======== Record extracts
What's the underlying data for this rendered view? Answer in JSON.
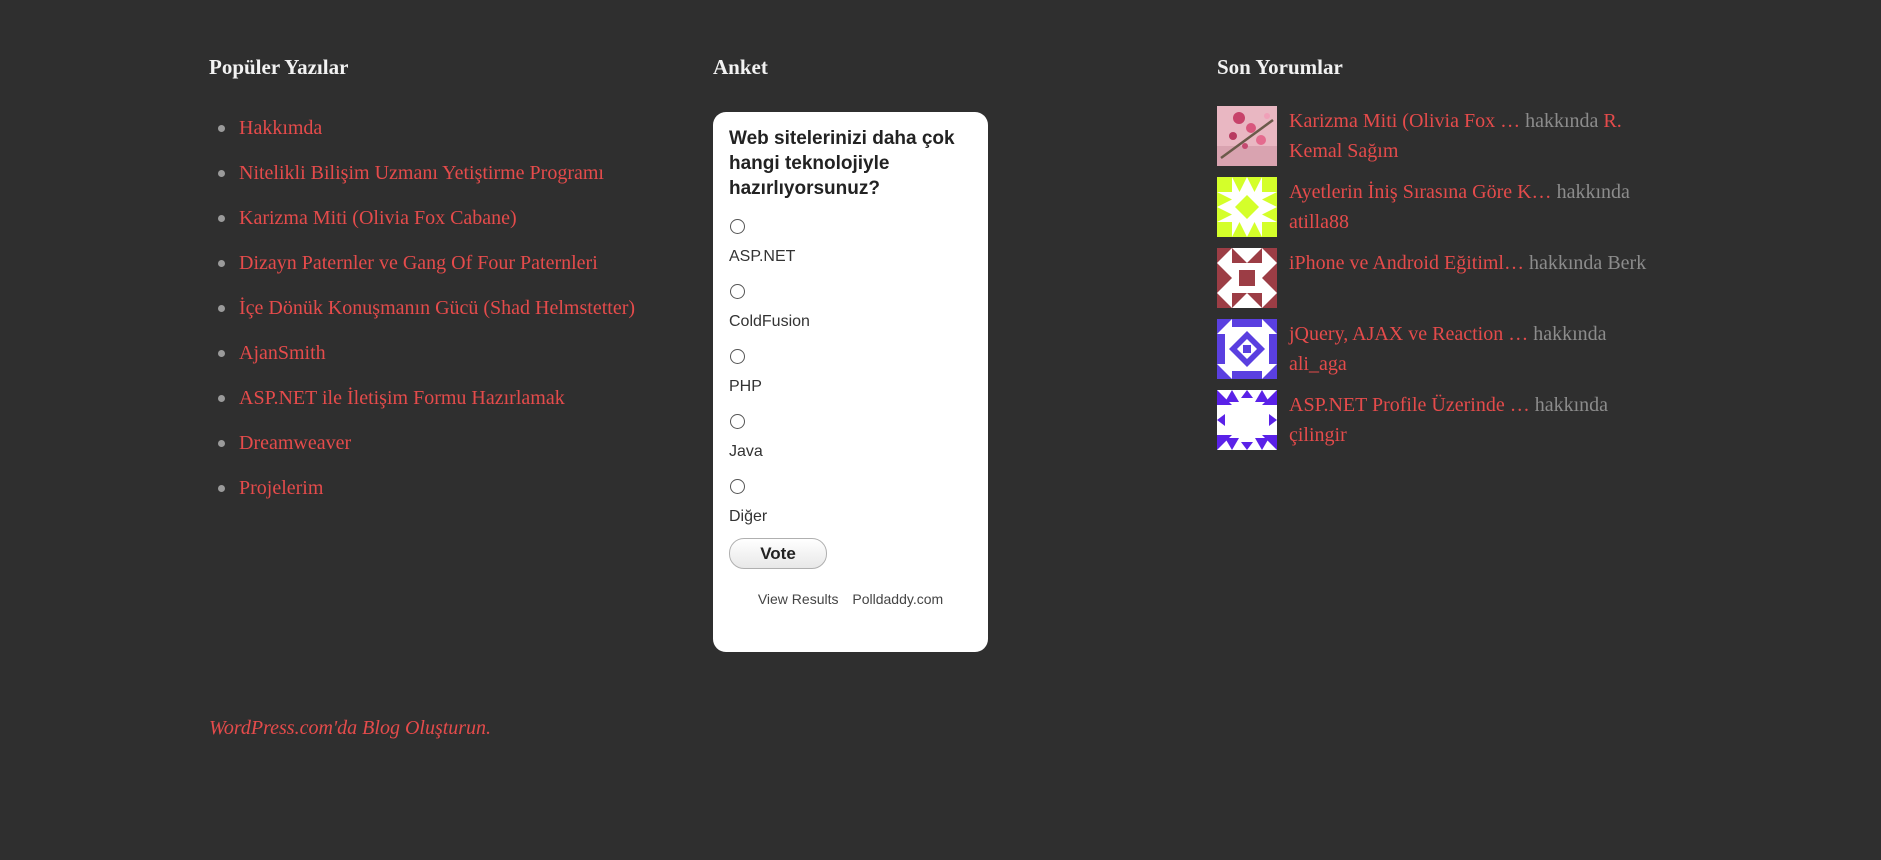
{
  "popular": {
    "title": "Popüler Yazılar",
    "items": [
      "Hakkımda",
      "Nitelikli Bilişim Uzmanı Yetiştirme Programı",
      "Karizma Miti (Olivia Fox Cabane)",
      "Dizayn Paternler ve Gang Of Four Paternleri",
      "İçe Dönük Konuşmanın Gücü (Shad Helmstetter)",
      "AjanSmith",
      "ASP.NET ile İletişim Formu Hazırlamak",
      "Dreamweaver",
      "Projelerim"
    ]
  },
  "poll": {
    "title": "Anket",
    "question": "Web sitelerinizi daha çok hangi teknolojiyle hazırlıyorsunuz?",
    "answers": [
      "ASP.NET",
      "ColdFusion",
      "PHP",
      "Java",
      "Diğer"
    ],
    "vote_label": "Vote",
    "view_results_label": "View Results",
    "polldaddy_label": "Polldaddy.com"
  },
  "comments": {
    "title": "Son Yorumlar",
    "items": [
      {
        "post": "Karizma Miti (Olivia Fox …",
        "about": "hakkında",
        "author": "R. Kemal Sağım",
        "author_is_link": true,
        "avatar": "pink-flower-photo-avatar"
      },
      {
        "post": "Ayetlerin İniş Sırasına Göre K…",
        "about": "hakkında",
        "author": "atilla88",
        "author_is_link": true,
        "avatar": "lime-identicon-avatar"
      },
      {
        "post": "iPhone ve Android Eğitiml…",
        "about": "hakkında",
        "author": "Berk",
        "author_is_link": false,
        "avatar": "maroon-identicon-avatar"
      },
      {
        "post": "jQuery, AJAX ve Reaction …",
        "about": "hakkında",
        "author": "ali_aga",
        "author_is_link": true,
        "avatar": "purple-identicon-avatar"
      },
      {
        "post": "ASP.NET Profile Üzerinde …",
        "about": "hakkında",
        "author": "çilingir",
        "author_is_link": true,
        "avatar": "violet-identicon-avatar"
      }
    ]
  },
  "footer": {
    "credit": "WordPress.com'da Blog Oluşturun."
  },
  "colors": {
    "background": "#2f2f2f",
    "link": "#e54b4b",
    "muted": "#8c8c8c",
    "heading": "#f2f2f2",
    "poll_bg": "#ffffff"
  }
}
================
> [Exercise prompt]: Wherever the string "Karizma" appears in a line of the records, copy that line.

> [Answer to this exercise]:
      "Karizma Miti (Olivia Fox Cabane)",
        "post": "Karizma Miti (Olivia Fox …",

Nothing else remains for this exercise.